“What we are asking, what Mono Lake is asking all of us is ‘where are we going to draw the line?’ If we don’t share some water with Mono Lake what will be next? Will it be Lake Tahoe, will it be the Eel River, the Yukon? Will it be on and on until the last of our singing rivers and beautiful lakes are gone—because we’ve taken every last drop, we’ve watched the last waterfowl, and the last salmon, follow the California State emblem, the California Grizzly, into oblivion? It is a battleground in that sense: it’s asking us: ‘how much are we going to share with the earth?'”
—David Gaines, co-founder of the Mono Lake Committee

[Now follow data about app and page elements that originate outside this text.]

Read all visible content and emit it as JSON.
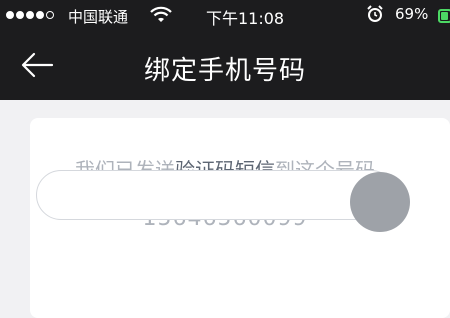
{
  "status_bar": {
    "carrier": "中国联通",
    "time": "下午11:08",
    "battery": "69%",
    "battery_level": 0.69,
    "signal_bars": 4,
    "signal_total": 5
  },
  "nav": {
    "title": "绑定手机号码",
    "back_icon": "arrow-left-icon"
  },
  "card": {
    "sent_prefix": "我们已发送",
    "sent_highlight": "验证码短信",
    "sent_suffix": "到这个号码",
    "phone_number": "15646560099"
  },
  "colors": {
    "header_bg": "#1c1c1e",
    "page_bg": "#f1f1f3",
    "muted_text": "#aeb3bb",
    "highlight_text": "#5d6673",
    "battery_green": "#4cd964"
  }
}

You hear it all the time: there isn’t enough water. We are running out of water. But it isn’t true—there is no problem with water supply, in most cases. The problem is almost always too much demand. We are overextending ourselves. Poor decisions about land use, agriculture, and water use create problems. You see it in prehistory, where previous cultures overextended themselves. And we see it here in the Mono Basin, where maximizing the use of water resources pushed natural systems to the limit, stressed ecosystems and now requires great monitoring and restoration efforts. When scientists are asked what the limits are, we hear:

Bill Trush, with McBain & Trush, examines high water marks along Lee Vining Creek after the 2010 peak flow. Photo by Greg Reis.
Bill Trush, with McBain & Trush out of Arcata, examines high water marks along Lee Vining Creek after the restorative peak flow in 2010.
“When you divert more than 20–25% of the average annual water yield from a system, it gets harder and harder to make things work; over 30% of the water from a system, and you start throwing things out of the ecological bus.”
—Bill Trush, State Water Board-appointed Stream Scientist

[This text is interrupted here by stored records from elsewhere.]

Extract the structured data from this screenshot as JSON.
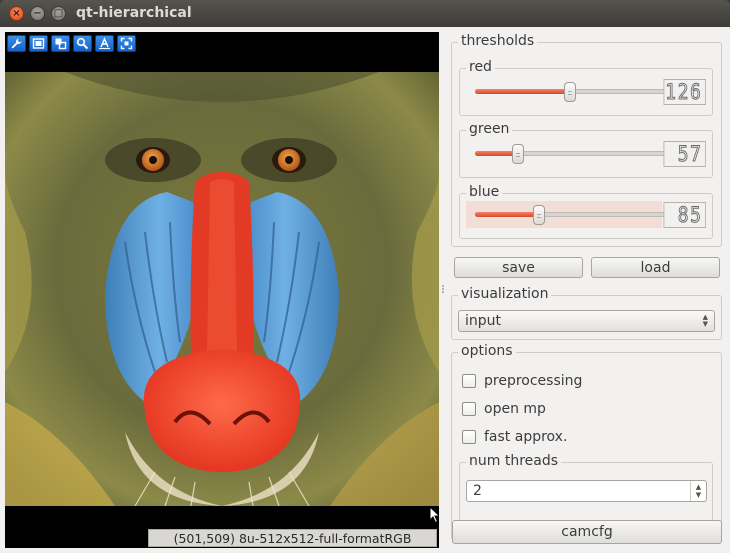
{
  "window": {
    "title": "qt-hierarchical",
    "close_glyph": "×",
    "minimize_glyph": "−",
    "maximize_glyph": "□"
  },
  "viewer": {
    "toolbar_icons": [
      "wrench-icon",
      "fit-window-icon",
      "zoom-original-icon",
      "zoom-icon",
      "text-overlay-icon",
      "fullscreen-icon"
    ],
    "status": "(501,509) 8u-512x512-full-formatRGB",
    "image_subject": "mandrill-face"
  },
  "thresholds": {
    "title": "thresholds",
    "red": {
      "label": "red",
      "value": "126",
      "fraction": 0.494
    },
    "green": {
      "label": "green",
      "value": "57",
      "fraction": 0.224
    },
    "blue": {
      "label": "blue",
      "value": "85",
      "fraction": 0.333
    }
  },
  "buttons": {
    "save": "save",
    "load": "load",
    "camcfg": "camcfg"
  },
  "visualization": {
    "title": "visualization",
    "selected": "input"
  },
  "options": {
    "title": "options",
    "preprocessing": "preprocessing",
    "open_mp": "open mp",
    "fast_approx": "fast approx.",
    "num_threads_label": "num threads",
    "num_threads_value": "2"
  },
  "colors": {
    "accent": "#df4a16",
    "slider_fill": "#e2593a",
    "toolbar_blue": "#1f6fd6"
  }
}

Living in a world of limits means that we must set our own limits on our water use—preferably well-below nature’s limits in order to preserve the wonderful ecological richness of our watery planet and the stability of our human communities. As David Gaines asked, where will we draw the line? It is up to us.

But what do you do when you are already overextended? Many rivers, lakes, and wetlands have been severely damaged or destroyed by excessive water diversions. The Colorado River delta has almost all of its natural flow diverted. Even here in the Mono Basin, about 70% of Mill Creek’s natural flow is diverted at Lundy Dam—a situation that needs our attention. 55% of the Owens River is currently exported to Los Angeles. The San Francisco Bay is impacted by diversions of half of its inflow during drier years–however in August, the State Water Board adopted flow criteria necessary to protect the public trust in the Sacramento-San Joaquin River delta and San Francisco Bay: 60–75% of the natural inflow is recommended during fall through spring.

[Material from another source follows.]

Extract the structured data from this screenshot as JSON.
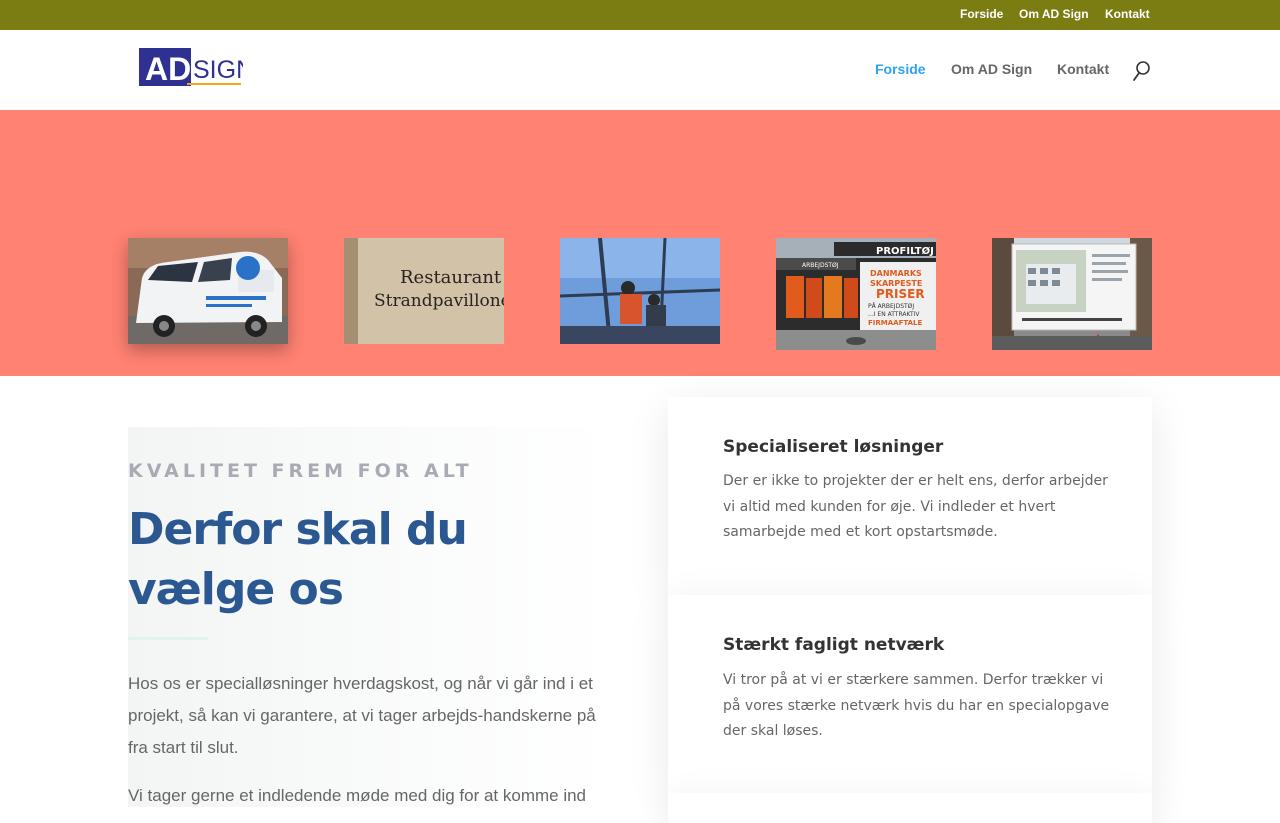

Aggressive water conservation measures in Los Angeles have allowed the city to grow by 1 million people since the 1970s without an increase in water supply. As long as that growth continues, new water conservation measures need to continue to keep pace. Strategies such as xeriscaping, efficient irrigation, water recycling, and stormwater capture have potential for great savings. The Pacific Institute found that existing, cost-effective strategies can reduce demand for water by about 20% statewide (6–8 milllion acre-feet).

Actually accomplishing these water savings—as well as protecting our water supplies from pollution—is a huge task. But restoring and maintaining healthy ecosystems depends upon it. We need these ecosystems, not just for a nice day fishing or birdwatching, but in order to maintain the web of life around us that sustains us and provides for us.

So what can you, as a concerned resident of our water planet, do about all this? Learn about your watershed and the impacts upon it. Vote for ecologically responsible candidates and water policies. Don’t litter or pollute. Participate in river clean ups. Donate to organizations working to protect our water. Most importantly, reduce, reuse, and recycle applies to trash and energy as well as water—click here for some water conservation tips. And THANK YOU for your responsible water use! Together we can make a difference!

Determining how much water Rush Creek needs is an intensive effort. John Bair and Bill Trush examine tiny cottonwood seedlings that established during the 2010 peak flow. Photo by Greg Reis.
Determining how much water Rush Creek needs is an intensive effort. John Bair and Bill Trush examine tiny cottonwood seedlings that sprouted during the 2010 peak flow. Photos by Greg Reis.